▶ _What to do_:
Where "payments" occurs in a line of the entries below, copy that line.

▶ _Material provided_:

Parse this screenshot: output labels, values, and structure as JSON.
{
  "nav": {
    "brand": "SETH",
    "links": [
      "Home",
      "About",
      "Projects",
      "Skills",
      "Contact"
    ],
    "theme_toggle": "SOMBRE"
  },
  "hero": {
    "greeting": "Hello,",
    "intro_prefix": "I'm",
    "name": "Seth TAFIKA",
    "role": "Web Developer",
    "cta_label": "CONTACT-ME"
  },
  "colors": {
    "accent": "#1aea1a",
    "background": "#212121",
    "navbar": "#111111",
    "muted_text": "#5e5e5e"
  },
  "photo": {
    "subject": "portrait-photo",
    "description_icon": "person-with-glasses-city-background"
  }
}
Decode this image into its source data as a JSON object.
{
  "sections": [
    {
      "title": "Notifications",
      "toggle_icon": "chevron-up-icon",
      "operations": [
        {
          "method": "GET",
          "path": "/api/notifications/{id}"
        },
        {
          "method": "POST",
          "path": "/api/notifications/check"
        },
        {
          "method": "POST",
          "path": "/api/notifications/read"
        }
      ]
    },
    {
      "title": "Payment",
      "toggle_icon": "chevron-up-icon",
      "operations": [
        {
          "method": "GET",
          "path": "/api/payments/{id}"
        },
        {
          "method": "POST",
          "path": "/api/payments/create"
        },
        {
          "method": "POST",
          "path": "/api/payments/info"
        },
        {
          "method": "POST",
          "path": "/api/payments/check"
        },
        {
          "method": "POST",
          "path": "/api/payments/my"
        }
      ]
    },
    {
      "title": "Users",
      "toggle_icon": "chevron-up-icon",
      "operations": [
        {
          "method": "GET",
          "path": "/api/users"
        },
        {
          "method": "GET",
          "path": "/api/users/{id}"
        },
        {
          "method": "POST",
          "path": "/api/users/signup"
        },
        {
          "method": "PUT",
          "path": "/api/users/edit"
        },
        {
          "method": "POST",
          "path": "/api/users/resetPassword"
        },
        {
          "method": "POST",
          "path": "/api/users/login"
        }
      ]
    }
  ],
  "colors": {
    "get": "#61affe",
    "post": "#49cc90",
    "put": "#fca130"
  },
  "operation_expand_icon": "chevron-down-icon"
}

▶ _Answer for the task_:
          "path": "/api/payments/{id}"
          "path": "/api/payments/create"
          "path": "/api/payments/info"
          "path": "/api/payments/check"
          "path": "/api/payments/my"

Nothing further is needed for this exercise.